  • Highlands Nordic

    Only 10 kilometres (6 miles) south of town along 10th Line this is a full service Nordic centre offering:
    • 25 kilometres (15 miles) of groomed trails
    • 5 kilometres (3.2 miles) of dedicated snowshoe trails
    • Equipment rentals
    • Toboggan hills
    • Refreshments
  • Clendenan Conservation Area
    • Cross-country ski trails are available.
    • Site of the Beaver River Rat Race

The Town of Collingwood Ontario really is at the centre of the province’s major year round holiday destinations and it’s easy to see why it has continued to thrive even after losing its once mighty industrial past.

These areas have if fact been turned into tourist attractions in they’re own right and are not to be missed when visiting. Located right downtown:

Harbourlands & Millennium Overlook Park with the adjacent

Harbourview Park and Arboretum

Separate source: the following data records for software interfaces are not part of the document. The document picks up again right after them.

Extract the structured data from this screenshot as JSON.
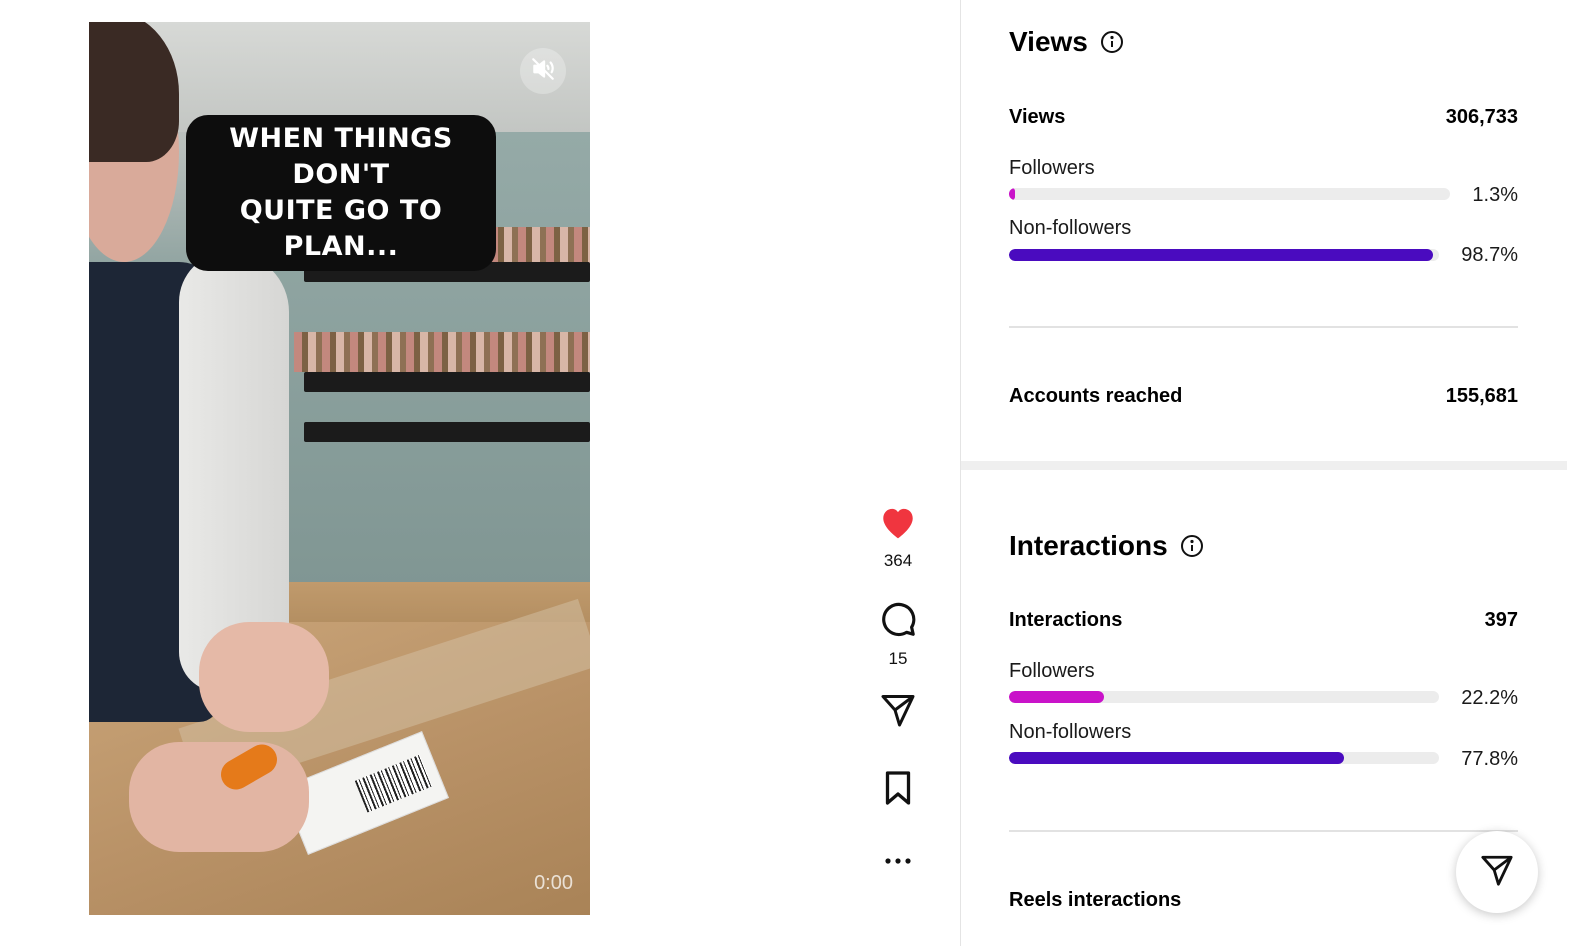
{
  "video": {
    "caption": "WHEN THINGS DON'T\nQUITE GO TO PLAN...",
    "time": "0:00",
    "mute_icon": "speaker-muted-icon"
  },
  "actions": {
    "like_count": "364",
    "comment_count": "15",
    "like_color": "#f0353f"
  },
  "views_section": {
    "title": "Views",
    "total_label": "Views",
    "total_value": "306,733",
    "followers_label": "Followers",
    "followers_pct": "1.3%",
    "followers_fraction": 0.013,
    "nonfollowers_label": "Non-followers",
    "nonfollowers_pct": "98.7%",
    "nonfollowers_fraction": 0.987,
    "accounts_reached_label": "Accounts reached",
    "accounts_reached_value": "155,681"
  },
  "interactions_section": {
    "title": "Interactions",
    "total_label": "Interactions",
    "total_value": "397",
    "followers_label": "Followers",
    "followers_pct": "22.2%",
    "followers_fraction": 0.222,
    "nonfollowers_label": "Non-followers",
    "nonfollowers_pct": "77.8%",
    "nonfollowers_fraction": 0.778,
    "reels_label": "Reels interactions"
  },
  "colors": {
    "followers": "#c913c9",
    "nonfollowers": "#4a0bbf",
    "track": "#ececec"
  }
}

With the grain elevators (the former symbol of the city) sitting in the background this former industrial area has been transformed into a pedestrian destination with gardens, benches and paths leading to some awesome views of the harbour, lighthouse and Blue Mountain.

Memorial granite pillars line the pathways and are dedicated to the history of Collingwood Ontario and its shipyards.

One can easily spend a week in the area and enjoy the perfect Ontario holiday. It is one of the true year-round Ontario holiday destinations and Collingwood Ontario should definitely be a strong candidate for a visit.


2 thoughts on “Collingwood Ontario”

Leave a Comment